» **WHAT THE TASK REQUIRES**:
Pull out every line below containing the word "kind".

» **WORKING DATA**:
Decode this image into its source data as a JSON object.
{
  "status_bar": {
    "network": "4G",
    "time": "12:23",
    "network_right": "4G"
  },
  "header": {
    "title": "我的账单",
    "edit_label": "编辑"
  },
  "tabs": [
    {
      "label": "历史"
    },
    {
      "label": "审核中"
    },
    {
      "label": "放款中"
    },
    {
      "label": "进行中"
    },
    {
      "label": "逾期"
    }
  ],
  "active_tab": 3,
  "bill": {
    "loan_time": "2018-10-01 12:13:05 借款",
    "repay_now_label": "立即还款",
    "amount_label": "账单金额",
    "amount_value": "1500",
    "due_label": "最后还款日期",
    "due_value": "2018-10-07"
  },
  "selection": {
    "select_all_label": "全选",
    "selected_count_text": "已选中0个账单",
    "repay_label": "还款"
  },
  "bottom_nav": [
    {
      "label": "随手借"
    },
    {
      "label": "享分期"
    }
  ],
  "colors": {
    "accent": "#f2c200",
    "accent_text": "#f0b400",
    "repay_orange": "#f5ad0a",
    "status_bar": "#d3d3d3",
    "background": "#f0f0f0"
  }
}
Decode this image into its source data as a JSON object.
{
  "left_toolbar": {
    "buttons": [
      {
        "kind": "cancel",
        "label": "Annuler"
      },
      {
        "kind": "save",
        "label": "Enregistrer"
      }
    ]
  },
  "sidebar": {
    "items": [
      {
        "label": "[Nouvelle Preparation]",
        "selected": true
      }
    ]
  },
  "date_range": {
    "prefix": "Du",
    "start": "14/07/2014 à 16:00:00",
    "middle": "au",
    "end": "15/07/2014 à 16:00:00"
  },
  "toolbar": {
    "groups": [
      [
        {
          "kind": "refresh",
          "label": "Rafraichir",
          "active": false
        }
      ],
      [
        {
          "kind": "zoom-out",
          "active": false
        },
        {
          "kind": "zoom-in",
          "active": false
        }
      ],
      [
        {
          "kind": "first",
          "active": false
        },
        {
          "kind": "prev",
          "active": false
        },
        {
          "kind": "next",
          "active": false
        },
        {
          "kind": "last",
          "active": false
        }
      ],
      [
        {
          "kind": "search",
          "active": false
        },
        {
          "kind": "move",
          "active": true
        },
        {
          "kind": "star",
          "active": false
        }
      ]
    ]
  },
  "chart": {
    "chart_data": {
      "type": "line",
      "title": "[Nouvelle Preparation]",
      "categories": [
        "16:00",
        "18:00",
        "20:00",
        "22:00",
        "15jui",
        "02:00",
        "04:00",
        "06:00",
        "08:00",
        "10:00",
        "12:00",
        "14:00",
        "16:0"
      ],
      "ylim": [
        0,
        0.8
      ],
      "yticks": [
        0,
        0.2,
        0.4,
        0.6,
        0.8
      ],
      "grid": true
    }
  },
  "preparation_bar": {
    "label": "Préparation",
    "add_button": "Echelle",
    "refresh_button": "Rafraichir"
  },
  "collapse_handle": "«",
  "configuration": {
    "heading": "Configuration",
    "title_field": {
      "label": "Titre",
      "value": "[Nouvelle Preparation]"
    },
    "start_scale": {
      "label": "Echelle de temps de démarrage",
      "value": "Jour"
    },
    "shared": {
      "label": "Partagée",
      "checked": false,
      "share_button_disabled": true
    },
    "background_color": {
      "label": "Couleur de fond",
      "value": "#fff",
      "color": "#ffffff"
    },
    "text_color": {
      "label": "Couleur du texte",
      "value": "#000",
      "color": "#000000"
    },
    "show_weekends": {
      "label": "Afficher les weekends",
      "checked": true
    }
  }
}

» **TASK SOLUTION**:
        "kind": "cancel",
        "kind": "save",
          "kind": "refresh",
          "kind": "zoom-out",
          "kind": "zoom-in",
          "kind": "first",
          "kind": "prev",
          "kind": "next",
          "kind": "last",
          "kind": "search",
          "kind": "move",
          "kind": "star",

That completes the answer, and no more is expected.